**Information shown:**
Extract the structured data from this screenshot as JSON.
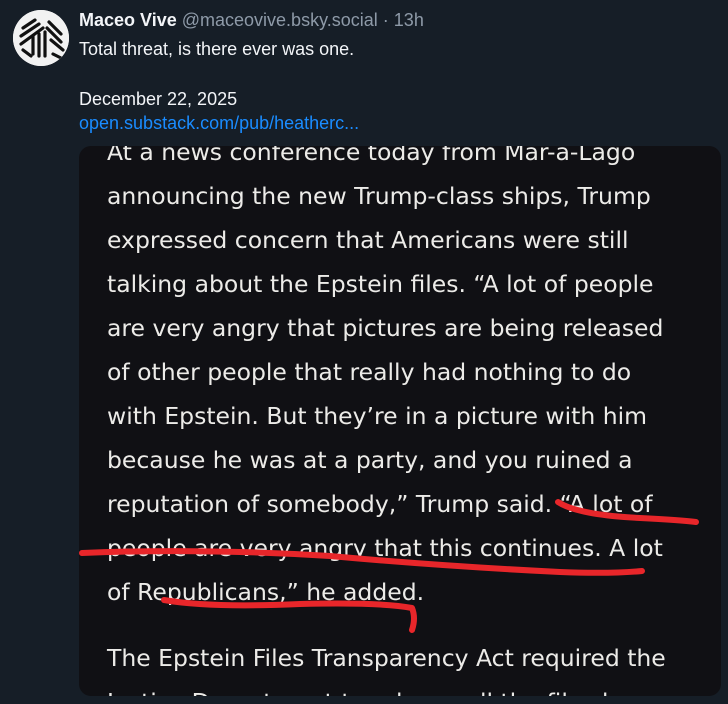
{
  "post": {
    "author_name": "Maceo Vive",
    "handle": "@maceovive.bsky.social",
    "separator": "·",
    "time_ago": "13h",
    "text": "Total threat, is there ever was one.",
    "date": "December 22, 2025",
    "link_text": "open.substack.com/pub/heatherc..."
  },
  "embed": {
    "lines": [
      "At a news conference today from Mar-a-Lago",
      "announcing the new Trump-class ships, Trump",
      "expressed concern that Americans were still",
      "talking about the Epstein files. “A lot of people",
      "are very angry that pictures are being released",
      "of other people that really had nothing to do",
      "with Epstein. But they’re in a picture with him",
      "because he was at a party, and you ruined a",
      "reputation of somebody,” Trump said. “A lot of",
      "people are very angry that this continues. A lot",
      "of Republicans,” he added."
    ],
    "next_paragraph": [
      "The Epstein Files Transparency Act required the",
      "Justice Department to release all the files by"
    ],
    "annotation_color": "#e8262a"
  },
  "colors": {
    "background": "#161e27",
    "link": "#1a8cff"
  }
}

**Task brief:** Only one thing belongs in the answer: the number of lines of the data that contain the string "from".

**Exercise response:** 2